• YOUR ASSIGNMENT: Would you please restate all of the data exactly?

• Dataset rows describing interfaces:
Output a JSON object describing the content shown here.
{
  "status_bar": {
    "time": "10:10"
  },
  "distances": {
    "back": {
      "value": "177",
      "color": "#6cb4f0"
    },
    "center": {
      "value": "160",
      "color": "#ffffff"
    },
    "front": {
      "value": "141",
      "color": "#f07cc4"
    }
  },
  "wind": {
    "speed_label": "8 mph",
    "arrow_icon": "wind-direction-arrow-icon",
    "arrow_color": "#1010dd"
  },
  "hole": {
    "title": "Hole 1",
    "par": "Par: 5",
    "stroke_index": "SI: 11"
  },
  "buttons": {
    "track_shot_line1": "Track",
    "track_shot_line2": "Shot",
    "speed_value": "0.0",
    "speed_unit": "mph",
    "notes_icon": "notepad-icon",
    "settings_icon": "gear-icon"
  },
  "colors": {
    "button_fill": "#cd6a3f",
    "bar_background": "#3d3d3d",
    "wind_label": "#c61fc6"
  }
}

• YOUR RESPONSE:
Output a JSON object describing the content shown here.
{
  "status_bar": {
    "time": "10:10"
  },
  "distances": {
    "back": {
      "value": "177",
      "color": "#6cb4f0"
    },
    "center": {
      "value": "160",
      "color": "#ffffff"
    },
    "front": {
      "value": "141",
      "color": "#f07cc4"
    }
  },
  "wind": {
    "speed_label": "8 mph",
    "arrow_icon": "wind-direction-arrow-icon",
    "arrow_color": "#1010dd"
  },
  "hole": {
    "title": "Hole 1",
    "par": "Par: 5",
    "stroke_index": "SI: 11"
  },
  "buttons": {
    "track_shot_line1": "Track",
    "track_shot_line2": "Shot",
    "speed_value": "0.0",
    "speed_unit": "mph",
    "notes_icon": "notepad-icon",
    "settings_icon": "gear-icon"
  },
  "colors": {
    "button_fill": "#cd6a3f",
    "bar_background": "#3d3d3d",
    "wind_label": "#c61fc6"
  }
}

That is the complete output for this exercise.